Gene Roddenberry had a dream of a future that was pretty darn liberal. Even through the veil of militaristic space ships and command structure, the dominating drive of The Federation of Planets was one of peace and equality. This was a future that was possible. Not A Long Time Ago in a Galaxy Far Far Away. Star Wars made for good space adventures and retelling of classic myths, but isn’t relevant to audiences in a deeper way. (yes, I am a fan, get your knickers unbunched)
Good science fiction places a mirror before our eyes and reflects our own humanity cleverly disguised as stories about aliens, monsters, and robots. So, as allegory, Star Trek presented audiences with THEMSELVES. It’s a clever trick. And in the 1960’s it was highly controversial. On a deep space exploration star ship, the crew was so diverse it was considered laughable by some and lauded as highly idealistic and hoped-for by most. It still is.
Week after week, a strong, white, heterosexual male, led a crew of highly skilled specialists into unknown situations brimming with danger and by the end of the episode entire planets with ancient cultures were profoundly changed by the influence of “lib-tard space explorers.” Sometimes an enemy would be made but even they were eventually swayed by the obviously superior ideologies of The Federation. This is the best part of the Star Trek Philosophy; the ideals of the Federation were offered to ALL who were interested in joining but there were rules. Every planet or system that petitioned for membership had to uphold certain values of peace, justice, and civil rights UNIVERSALLY to all its citizens or they would be denied membership. No one was forced to join and none were directly influenced by coercion or sabotage. This was the sticky part that the crew of the Enterprise was faced with frequently. When a group of people were directly opposed to the ideals of the Federation, no one was allowed to judge or condemn that society for its choices. The people of these worlds had to make the decision for themselves to change and join the Federation. No exceptions. They were to lead by example only. Yes, this was heavy handed and clearly biased towards American liberal values, but after only 3 seasons, left an indelible imprint on the American culture that it has endured for 50 years.

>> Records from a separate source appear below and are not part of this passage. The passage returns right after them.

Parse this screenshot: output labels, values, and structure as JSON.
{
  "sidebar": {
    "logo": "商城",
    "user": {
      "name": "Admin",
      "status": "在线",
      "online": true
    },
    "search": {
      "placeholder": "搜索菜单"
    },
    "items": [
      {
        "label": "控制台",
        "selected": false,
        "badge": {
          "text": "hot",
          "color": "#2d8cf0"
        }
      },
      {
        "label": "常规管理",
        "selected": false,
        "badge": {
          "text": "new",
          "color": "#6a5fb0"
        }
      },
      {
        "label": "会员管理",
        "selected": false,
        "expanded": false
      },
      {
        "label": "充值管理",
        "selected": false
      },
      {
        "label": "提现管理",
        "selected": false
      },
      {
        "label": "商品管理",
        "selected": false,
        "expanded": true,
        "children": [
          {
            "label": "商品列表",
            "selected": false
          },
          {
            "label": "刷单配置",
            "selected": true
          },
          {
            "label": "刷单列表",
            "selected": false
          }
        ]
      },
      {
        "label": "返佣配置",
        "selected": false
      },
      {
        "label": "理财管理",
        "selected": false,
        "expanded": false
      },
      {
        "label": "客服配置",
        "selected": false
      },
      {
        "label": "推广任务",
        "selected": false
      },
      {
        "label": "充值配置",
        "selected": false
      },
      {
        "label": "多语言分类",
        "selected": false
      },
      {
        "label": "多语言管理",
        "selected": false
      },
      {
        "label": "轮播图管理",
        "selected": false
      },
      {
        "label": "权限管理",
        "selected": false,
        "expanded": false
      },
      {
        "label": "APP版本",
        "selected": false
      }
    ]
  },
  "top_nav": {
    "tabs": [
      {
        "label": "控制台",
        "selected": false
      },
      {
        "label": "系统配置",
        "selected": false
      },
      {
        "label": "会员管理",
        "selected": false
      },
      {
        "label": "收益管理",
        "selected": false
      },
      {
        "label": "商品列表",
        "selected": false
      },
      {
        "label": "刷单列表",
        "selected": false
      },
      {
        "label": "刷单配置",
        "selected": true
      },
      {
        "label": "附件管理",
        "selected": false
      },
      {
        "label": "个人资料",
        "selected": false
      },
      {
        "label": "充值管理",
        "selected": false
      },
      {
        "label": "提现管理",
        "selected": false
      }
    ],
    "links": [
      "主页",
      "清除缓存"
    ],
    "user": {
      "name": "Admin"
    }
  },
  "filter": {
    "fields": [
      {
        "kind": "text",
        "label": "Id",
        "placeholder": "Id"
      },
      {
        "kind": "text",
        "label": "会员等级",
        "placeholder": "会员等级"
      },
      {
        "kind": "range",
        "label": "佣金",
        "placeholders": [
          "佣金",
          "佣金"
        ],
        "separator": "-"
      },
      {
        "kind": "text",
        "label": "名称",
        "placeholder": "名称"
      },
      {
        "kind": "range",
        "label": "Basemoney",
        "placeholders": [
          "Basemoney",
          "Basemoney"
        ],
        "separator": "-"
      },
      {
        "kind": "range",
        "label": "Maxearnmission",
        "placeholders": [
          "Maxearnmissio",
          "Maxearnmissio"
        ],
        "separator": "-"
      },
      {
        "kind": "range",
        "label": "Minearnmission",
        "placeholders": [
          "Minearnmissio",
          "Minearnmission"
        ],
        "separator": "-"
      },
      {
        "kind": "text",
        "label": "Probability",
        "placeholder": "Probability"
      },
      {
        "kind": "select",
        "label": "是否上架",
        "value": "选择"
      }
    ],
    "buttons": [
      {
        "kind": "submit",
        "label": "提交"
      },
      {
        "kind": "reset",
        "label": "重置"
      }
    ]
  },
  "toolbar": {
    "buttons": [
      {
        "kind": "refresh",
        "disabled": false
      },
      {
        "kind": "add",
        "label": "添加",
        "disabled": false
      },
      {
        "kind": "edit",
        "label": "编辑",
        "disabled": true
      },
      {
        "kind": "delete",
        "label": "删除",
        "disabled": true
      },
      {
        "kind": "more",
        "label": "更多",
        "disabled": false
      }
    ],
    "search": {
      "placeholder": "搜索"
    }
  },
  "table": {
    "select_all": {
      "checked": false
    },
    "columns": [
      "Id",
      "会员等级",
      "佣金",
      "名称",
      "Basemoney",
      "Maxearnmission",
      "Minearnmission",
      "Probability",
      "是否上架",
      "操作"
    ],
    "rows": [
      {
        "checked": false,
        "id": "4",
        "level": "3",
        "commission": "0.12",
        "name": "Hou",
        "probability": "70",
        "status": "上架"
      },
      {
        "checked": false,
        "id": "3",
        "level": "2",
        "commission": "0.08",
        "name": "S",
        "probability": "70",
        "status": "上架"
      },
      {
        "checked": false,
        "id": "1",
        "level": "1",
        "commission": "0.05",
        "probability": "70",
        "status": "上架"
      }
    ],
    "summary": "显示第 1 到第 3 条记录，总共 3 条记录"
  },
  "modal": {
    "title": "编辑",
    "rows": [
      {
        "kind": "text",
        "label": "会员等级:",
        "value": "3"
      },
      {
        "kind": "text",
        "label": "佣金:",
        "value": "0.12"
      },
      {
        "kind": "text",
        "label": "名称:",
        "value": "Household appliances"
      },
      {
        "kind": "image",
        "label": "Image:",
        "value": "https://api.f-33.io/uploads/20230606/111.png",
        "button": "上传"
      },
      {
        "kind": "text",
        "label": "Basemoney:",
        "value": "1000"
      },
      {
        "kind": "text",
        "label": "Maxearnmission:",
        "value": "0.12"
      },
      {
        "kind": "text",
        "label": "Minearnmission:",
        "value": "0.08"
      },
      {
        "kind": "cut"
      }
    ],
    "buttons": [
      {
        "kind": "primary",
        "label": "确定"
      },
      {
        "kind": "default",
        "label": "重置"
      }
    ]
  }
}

The late 80’s, during the rise of the neo-con Reagan era, Star Trek returned with the same set of morals and high culture to bring diversity and democracy to the galaxy once again. This time a strong willed but highly sensitive male captain (less virile but none the less effective) brought his equally diverse and morally focused crew to more remote areas of the galaxy. We were once again reminded of our own need to feel integrated with our growing and more diverse population. The world had changed dramatically since the 60’s but seemed to be slipping into a self-centered and paranoid culture. Minority growth in America pushed cultural borders. Social morals were being tested with the rise of the media celebrity and Aids. Star Trek faced these complex issues head on proving once again that seeking acceptance of other ideas and lifestyles was of paramount importance to human growth and prosperity.
These were strong emotional ideas. Fans all over the world continued to embrace the themes of unity and rights of “the other” that Star Trek boldly presented.
These were the values I chose to embrace. I yearned for a future that Star Trek promised; America Promised. We uphold these truths to be self-evident that all men are created equal. How could it be any other way?
So, I am proud to be a card carrying member of the Geek Federation and if that makes me a liberal then so be it. I believe in these ideals and will work to make them universal but never by force only by living by the morals and ethics set forth by the Declaration of Independence and the Constitution of the United States as mirrored by the world of Star Trek. And as long as the Flag represents these ideals, I will stand in its honor, but when it does NOT, I too will fight to restore the promise of the Stars and Stripes to everyone who lives in its shadow. (Even if it means bowing my head or turning my back in shame.)
Live Long and Prosper